I’ve always loved strange, artsy video games that mess with tropes or conventions. Everything, by David O’Reilly, is one of those. I’ve just begun, but it’s already my favorite game experience of the last several months.

The movement is odd, especially when you’re animals and objects. Flipping end-over-end to get around is a little jarring—disturbing, even. But that’s part of the charm.

Everything and Then Some

Games can give us new perspectives, always good for new ideas. The way we at things should be different than the typical.

I’ve always loved strange, artsy video games that mess with tropes or conventions. Everything, by David O’Reilly, is one of those. I’ve just begun, but it’s already my favorite game experience of the last several months.

The movement is odd, especially when you’re animals and objects. Flipping end-over-end to get around is a little jarring—disturbing, even. But that’s part of the charm.

Respect for Mark Hollis

Mark Hollis, front man and major songwriter for Talk Talk, died at 64 today Monday.

He was the driving force taking them from synth pop to post-rock to something else. All in the span of maybe 6 albums. Massive evolutions between each release. Brilliant songwriter and musician.

I bought Hollis’s solo album (1998) nearly a decade before I finally listened to it. I was waiting for the right moment, and I decided last fall that it was time. I was alone on a calm fall day, and I watched the sunset as I played it. It’s a very quiet, open record, the final evolution in his musical exploration.

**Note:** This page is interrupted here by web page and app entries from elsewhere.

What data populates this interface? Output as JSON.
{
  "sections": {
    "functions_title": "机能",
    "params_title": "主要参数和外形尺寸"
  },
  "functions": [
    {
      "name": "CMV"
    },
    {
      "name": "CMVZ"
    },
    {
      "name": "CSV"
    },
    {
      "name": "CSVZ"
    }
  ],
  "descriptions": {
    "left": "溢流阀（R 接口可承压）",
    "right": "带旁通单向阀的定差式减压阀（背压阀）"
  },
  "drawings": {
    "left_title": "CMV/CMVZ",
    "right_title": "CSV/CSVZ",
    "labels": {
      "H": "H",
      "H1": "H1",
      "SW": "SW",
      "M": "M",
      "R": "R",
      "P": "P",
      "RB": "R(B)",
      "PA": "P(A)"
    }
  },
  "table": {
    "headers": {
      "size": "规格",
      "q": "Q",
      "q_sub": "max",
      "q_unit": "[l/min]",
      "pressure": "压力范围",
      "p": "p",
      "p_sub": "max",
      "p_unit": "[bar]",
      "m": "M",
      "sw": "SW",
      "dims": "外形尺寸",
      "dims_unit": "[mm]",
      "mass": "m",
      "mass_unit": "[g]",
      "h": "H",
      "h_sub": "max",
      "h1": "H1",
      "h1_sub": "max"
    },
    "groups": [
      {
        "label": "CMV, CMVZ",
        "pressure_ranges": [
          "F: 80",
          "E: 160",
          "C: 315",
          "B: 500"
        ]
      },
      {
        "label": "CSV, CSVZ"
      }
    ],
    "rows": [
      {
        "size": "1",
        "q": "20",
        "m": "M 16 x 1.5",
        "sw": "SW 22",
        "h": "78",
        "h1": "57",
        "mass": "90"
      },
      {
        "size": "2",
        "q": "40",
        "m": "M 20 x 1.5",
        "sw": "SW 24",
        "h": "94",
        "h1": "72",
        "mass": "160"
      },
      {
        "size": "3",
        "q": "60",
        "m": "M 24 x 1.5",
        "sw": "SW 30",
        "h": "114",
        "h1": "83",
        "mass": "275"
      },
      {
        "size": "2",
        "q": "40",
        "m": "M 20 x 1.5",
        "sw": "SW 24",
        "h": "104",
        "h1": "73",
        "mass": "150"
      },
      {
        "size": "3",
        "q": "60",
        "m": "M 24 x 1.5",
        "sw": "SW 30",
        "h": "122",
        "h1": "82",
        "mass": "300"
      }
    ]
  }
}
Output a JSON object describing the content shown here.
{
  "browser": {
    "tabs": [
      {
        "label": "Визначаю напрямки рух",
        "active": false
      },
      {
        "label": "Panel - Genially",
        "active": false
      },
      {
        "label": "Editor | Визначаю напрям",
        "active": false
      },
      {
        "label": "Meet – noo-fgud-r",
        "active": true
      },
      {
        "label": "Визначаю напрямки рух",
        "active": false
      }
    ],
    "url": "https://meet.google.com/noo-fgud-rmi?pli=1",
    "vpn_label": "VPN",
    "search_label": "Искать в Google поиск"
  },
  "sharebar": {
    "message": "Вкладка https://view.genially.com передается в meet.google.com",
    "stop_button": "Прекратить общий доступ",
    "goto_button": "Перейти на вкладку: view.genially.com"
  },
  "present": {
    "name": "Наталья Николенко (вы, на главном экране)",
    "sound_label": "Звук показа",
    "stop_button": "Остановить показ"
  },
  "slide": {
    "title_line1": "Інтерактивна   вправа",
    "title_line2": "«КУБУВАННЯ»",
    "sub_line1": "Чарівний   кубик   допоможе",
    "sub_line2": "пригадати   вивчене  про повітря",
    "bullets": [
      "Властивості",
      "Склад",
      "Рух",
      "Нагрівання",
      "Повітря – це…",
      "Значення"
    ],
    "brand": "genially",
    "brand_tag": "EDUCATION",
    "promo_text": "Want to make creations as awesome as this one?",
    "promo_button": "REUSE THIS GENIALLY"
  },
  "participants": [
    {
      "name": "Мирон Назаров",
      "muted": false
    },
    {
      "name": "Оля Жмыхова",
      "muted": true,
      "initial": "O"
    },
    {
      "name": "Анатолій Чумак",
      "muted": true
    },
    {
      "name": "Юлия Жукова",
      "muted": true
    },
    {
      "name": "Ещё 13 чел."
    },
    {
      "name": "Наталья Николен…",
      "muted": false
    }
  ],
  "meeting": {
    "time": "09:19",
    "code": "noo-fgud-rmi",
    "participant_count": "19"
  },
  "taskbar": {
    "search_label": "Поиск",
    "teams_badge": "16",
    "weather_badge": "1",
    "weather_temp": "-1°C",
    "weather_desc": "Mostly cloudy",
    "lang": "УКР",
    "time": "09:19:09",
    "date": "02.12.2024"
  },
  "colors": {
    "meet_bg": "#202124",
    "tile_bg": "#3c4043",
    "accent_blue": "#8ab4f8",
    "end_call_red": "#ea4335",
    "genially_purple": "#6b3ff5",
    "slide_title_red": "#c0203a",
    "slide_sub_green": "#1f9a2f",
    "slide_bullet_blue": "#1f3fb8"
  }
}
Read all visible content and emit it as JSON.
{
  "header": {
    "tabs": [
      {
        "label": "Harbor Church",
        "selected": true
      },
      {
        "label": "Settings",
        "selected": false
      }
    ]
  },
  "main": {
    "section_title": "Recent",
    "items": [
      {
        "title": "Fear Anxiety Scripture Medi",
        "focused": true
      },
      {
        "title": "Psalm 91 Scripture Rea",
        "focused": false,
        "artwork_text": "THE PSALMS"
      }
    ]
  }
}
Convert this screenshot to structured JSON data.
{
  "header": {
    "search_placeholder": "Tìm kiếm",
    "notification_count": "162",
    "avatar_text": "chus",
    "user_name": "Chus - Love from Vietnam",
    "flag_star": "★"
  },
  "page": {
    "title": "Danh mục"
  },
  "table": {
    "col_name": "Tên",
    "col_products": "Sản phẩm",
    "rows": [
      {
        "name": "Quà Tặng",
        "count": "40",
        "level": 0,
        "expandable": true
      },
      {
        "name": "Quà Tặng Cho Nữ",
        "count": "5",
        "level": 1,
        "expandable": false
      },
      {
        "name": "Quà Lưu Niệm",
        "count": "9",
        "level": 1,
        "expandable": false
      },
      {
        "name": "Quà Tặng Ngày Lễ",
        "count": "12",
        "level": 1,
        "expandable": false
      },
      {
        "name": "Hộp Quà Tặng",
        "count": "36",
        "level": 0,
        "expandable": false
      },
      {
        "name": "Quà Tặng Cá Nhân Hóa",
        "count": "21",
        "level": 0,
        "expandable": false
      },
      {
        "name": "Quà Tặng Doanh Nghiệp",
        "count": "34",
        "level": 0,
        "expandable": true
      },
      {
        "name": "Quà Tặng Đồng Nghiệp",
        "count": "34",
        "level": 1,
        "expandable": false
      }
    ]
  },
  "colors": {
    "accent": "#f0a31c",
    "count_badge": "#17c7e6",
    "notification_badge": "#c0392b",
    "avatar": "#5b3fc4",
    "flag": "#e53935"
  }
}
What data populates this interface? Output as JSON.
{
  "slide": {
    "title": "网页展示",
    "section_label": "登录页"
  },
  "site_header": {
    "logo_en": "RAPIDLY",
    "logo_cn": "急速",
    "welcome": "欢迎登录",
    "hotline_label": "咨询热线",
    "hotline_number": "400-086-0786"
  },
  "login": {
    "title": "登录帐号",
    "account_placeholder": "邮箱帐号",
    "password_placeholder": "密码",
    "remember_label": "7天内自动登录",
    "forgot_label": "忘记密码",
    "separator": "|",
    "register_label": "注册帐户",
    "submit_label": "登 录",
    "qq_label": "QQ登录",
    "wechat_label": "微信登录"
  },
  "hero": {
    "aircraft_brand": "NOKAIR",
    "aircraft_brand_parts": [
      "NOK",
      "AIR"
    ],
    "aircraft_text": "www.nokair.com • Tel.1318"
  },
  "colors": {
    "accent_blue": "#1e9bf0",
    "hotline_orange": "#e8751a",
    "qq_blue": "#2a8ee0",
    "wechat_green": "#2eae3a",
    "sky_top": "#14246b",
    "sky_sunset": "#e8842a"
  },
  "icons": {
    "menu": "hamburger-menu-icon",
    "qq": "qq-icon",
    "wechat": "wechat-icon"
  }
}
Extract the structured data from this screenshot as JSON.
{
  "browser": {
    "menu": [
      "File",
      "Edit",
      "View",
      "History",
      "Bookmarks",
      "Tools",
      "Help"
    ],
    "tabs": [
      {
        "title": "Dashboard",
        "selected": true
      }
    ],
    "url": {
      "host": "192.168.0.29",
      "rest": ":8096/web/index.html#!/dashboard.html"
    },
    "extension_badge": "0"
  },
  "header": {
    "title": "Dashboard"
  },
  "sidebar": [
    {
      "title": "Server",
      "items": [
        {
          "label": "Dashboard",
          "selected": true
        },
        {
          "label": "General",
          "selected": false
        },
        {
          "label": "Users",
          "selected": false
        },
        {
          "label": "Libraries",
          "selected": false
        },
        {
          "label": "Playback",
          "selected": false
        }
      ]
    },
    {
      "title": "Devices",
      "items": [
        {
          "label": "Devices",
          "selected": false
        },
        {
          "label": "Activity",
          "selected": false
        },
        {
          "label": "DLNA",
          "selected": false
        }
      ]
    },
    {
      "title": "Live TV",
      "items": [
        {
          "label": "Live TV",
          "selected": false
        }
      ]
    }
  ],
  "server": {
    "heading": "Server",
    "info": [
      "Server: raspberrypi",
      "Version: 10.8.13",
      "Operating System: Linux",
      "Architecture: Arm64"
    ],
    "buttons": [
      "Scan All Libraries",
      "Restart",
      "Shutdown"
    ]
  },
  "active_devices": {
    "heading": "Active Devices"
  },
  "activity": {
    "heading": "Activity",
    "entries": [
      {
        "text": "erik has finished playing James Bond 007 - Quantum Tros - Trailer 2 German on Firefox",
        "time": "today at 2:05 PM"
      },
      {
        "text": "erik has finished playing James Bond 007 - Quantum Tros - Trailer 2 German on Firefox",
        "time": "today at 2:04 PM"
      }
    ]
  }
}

Laughing Stock, Talk Talk’s final album, is not so different, but it’s more well known. Good work, Mark, all around.